§ Work request: In how many lines of the data below does the word "Xiaoming" appear? Reply with the number and nothing more.

Page and application data records
========================

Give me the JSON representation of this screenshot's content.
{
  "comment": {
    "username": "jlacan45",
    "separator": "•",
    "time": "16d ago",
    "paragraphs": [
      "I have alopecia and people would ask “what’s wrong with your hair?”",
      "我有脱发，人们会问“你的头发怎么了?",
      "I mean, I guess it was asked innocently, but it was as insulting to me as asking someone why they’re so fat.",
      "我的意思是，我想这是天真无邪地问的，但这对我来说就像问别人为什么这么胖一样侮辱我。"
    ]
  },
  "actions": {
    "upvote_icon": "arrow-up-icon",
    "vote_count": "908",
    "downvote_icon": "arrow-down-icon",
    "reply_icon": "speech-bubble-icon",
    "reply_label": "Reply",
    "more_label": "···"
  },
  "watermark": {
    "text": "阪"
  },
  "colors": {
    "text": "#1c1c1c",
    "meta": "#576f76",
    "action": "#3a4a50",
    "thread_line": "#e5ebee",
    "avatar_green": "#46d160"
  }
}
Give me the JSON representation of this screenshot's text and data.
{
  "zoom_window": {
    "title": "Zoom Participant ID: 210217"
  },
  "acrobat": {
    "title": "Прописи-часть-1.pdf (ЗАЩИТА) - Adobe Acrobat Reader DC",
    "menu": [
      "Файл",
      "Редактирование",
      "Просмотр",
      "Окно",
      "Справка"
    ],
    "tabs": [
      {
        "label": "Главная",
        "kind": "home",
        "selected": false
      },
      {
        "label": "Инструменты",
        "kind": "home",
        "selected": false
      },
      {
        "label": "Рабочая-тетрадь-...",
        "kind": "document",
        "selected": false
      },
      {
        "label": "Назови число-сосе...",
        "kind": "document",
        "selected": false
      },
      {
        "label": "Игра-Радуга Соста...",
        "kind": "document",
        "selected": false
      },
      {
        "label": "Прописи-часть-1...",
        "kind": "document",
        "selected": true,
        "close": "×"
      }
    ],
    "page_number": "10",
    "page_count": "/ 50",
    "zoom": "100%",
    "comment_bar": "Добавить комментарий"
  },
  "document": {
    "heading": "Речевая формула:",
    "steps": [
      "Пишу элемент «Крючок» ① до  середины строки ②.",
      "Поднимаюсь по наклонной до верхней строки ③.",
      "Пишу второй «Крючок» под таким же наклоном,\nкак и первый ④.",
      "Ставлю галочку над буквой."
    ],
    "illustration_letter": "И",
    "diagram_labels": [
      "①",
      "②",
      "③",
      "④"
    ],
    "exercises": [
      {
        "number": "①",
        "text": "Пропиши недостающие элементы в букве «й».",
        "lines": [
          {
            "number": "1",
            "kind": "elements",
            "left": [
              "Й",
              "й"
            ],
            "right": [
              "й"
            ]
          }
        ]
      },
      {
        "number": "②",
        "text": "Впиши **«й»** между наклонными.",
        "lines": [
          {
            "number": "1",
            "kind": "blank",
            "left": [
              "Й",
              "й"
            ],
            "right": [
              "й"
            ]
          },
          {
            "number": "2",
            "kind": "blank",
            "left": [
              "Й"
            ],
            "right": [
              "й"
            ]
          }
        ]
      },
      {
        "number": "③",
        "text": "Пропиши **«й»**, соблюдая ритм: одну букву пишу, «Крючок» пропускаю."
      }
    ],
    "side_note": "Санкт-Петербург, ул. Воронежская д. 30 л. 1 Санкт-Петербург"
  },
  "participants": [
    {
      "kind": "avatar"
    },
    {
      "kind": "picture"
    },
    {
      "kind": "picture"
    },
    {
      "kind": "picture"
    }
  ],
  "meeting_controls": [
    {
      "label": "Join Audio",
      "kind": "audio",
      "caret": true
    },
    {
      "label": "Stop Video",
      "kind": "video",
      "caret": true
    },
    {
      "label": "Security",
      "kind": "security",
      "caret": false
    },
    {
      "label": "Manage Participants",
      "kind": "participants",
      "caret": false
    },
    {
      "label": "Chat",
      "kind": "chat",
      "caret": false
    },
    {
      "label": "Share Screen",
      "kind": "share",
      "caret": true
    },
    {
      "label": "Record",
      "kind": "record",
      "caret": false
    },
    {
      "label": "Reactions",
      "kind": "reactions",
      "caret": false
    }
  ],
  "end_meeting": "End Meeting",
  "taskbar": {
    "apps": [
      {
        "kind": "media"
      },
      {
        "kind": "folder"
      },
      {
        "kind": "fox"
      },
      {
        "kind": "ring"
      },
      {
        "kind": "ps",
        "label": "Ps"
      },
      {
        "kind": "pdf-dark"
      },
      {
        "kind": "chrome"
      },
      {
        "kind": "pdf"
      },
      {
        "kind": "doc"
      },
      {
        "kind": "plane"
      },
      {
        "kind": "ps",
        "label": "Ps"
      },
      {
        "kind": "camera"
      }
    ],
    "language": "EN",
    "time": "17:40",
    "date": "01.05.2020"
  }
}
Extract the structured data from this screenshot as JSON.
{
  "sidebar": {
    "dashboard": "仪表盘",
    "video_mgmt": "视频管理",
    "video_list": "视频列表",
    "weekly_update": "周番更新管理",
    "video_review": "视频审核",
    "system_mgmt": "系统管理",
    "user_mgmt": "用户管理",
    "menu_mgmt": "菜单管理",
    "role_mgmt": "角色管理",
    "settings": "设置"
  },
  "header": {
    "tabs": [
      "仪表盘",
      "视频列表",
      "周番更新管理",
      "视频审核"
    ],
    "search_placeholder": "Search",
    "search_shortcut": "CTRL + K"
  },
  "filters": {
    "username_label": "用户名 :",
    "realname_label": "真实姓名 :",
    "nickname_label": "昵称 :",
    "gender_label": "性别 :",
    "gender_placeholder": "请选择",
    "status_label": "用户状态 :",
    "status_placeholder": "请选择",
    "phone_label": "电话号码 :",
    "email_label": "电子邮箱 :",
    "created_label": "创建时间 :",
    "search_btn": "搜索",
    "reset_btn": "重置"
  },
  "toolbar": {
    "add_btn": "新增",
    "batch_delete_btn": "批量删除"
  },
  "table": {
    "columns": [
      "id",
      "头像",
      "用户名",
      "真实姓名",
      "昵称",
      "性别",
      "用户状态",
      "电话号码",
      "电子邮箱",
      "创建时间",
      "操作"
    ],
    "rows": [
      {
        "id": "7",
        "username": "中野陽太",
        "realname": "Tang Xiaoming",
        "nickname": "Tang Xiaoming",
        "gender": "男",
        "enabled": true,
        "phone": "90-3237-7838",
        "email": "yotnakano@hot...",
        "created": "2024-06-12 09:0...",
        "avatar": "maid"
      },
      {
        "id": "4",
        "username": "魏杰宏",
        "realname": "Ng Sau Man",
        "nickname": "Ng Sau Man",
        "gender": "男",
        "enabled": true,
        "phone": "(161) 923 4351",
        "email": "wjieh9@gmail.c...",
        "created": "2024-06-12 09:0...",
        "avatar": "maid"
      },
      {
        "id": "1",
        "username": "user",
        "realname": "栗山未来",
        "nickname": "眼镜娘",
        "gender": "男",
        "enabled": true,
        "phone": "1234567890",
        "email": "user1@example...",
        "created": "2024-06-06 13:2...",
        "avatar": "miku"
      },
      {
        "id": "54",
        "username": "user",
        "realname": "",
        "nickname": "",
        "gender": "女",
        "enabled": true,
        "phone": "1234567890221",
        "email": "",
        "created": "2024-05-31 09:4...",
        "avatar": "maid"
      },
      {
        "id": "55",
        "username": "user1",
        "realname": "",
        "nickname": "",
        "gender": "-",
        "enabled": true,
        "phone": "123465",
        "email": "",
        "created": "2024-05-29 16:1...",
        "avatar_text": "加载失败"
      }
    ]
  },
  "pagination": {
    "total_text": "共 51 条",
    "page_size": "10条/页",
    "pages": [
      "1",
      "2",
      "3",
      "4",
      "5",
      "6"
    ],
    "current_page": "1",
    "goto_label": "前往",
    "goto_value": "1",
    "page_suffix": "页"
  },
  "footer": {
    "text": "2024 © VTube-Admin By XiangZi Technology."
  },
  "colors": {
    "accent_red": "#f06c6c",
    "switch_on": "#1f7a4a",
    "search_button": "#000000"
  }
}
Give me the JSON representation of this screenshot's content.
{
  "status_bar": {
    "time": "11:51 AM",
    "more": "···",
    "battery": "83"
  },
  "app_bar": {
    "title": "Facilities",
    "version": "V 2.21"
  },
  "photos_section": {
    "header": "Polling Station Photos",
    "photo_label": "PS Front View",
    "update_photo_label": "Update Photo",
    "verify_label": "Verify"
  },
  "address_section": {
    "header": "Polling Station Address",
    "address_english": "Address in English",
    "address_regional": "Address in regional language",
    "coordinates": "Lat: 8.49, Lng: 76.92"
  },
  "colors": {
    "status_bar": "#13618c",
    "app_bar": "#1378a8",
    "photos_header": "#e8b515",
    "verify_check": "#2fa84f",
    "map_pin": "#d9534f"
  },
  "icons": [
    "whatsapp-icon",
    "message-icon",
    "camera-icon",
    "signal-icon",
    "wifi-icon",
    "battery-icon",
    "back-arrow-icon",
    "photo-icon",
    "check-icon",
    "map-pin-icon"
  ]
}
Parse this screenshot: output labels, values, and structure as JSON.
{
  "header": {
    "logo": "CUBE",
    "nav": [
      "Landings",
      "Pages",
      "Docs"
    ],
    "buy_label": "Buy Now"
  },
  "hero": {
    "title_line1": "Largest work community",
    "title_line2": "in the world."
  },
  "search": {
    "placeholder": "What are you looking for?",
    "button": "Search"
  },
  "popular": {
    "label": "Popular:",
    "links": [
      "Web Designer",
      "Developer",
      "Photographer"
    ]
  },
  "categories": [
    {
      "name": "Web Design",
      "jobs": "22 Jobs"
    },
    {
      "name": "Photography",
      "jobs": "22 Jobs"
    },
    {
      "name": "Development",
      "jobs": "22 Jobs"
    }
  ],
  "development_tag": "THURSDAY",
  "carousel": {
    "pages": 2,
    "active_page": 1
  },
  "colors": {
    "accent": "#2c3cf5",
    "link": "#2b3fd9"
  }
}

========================

§ Reply to the exercise: 2